Biopharmaceutical firm Alzheon has discovered an endogenous substance in the human brain that can block the formation of neurotoxic beta amyloid (Aβ) oligomers associated with pathogenesis of Alzheimer’s disease.
The scientists identified that the substance, 3-sulfopropanoic acid (3-SPA), is a primary metabolite of tramiprosate and of its prodrug ALZ-801 in humans.
Alzheon believes that the cognitive improvements demonstrated in Alzheimer’s patients during the Phase III clinical trials of tramiprosate may be partially attributed to 3-SPA’s therapeutic effects in the brain.
The finding is said to hint at a potentially protective role of 3-SPA in aging human brains.
In the latest study, analysis of non-treated and treated patients showed that the 3-SPA levels were up to 12 times higher in those administered with oral tramiprosate compared to the drug-naïve or placebo arm.
According to the company, presence of an endogenous substance that can prevent Aβ oligomer formation also indicates the possibility of a protective endogenous anti-Aβ oligomer pathway within the central nervous system.
This pathway is expected to have the potential to prevent or delay the onset of Alzheimer’s by modulating neurotoxic effects of abnormal Aβ aggregation in the aging human brain.
Alzheon founder, president and CEO Martin Tolar said: “The results from this publication suggest a potential protective role of endogenous 3-SPA in normal human brains, guarding against the formation of beta amyloid oligomers that cause neurodegenerative disorders such as Alzheimer’s.
“This new discovery and mechanistic data strongly support our therapeutic approach and strengthen Alzheon’s commitment to confirm the efficacy of ALZ-801 in APOE4 carriers, a genetically-defined subset of Alzheimer’s patients.”

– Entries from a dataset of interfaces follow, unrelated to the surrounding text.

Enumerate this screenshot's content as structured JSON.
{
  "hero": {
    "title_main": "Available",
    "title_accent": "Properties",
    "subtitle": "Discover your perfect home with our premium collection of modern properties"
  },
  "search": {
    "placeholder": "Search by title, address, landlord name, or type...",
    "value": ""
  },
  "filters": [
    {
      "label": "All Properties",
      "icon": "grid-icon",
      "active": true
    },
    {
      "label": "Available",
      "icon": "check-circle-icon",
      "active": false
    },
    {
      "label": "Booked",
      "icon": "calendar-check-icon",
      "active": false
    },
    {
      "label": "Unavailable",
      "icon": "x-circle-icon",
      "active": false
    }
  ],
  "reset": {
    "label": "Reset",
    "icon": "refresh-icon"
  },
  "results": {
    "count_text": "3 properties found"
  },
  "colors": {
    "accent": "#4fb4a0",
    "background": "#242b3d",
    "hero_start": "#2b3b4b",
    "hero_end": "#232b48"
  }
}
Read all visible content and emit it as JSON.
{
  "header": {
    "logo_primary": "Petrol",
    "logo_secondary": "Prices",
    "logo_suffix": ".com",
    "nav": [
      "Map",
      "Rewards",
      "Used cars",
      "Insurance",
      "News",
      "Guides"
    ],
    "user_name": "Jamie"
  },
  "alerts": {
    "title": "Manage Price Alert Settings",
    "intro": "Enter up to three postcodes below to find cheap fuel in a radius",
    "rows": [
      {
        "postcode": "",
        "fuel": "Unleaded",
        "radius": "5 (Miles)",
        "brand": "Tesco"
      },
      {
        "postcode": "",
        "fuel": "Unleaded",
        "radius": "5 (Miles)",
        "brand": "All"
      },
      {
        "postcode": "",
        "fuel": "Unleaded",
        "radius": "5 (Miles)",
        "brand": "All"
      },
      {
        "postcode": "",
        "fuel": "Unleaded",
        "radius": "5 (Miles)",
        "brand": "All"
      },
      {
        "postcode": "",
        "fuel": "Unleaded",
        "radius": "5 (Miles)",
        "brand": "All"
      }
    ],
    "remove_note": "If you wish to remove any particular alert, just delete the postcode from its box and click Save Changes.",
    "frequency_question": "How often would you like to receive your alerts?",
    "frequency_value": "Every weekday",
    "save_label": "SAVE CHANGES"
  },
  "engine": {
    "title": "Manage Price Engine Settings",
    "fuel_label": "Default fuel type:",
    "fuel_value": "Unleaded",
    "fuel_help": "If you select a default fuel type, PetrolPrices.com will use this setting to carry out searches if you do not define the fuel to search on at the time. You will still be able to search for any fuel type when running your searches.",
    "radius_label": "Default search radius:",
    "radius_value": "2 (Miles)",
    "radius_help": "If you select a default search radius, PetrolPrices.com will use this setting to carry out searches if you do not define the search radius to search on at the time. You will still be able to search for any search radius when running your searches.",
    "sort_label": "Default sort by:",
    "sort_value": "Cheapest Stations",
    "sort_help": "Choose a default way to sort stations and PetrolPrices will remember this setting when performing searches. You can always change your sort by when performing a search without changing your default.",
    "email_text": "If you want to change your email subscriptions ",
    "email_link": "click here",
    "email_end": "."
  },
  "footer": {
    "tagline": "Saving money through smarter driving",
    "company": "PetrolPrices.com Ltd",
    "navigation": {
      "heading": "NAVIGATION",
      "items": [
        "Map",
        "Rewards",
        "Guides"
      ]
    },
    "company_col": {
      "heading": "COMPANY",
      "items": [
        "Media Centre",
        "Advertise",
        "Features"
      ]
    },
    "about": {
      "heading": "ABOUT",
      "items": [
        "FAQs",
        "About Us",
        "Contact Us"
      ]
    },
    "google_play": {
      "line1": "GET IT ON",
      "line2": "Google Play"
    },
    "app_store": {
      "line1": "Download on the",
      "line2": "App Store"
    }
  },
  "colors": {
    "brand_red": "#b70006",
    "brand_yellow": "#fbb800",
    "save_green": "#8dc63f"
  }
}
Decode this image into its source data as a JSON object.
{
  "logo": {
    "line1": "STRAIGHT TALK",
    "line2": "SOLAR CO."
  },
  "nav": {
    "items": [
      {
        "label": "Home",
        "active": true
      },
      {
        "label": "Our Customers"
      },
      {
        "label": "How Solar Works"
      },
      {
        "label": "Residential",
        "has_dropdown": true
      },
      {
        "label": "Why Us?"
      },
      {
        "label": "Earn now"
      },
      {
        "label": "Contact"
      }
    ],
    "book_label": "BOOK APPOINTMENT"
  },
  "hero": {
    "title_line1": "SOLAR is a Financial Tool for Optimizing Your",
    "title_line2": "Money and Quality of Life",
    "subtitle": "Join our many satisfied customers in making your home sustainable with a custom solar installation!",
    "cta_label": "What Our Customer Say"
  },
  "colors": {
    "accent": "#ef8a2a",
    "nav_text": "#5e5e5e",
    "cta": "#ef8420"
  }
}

ALZ-801 is an investigational, oral anti-amyloid optimised prodrug of tramiprosate. It secured the US Food and Drug Administration (FDA) fast track status in October last year to treat Alzheimer’s patients.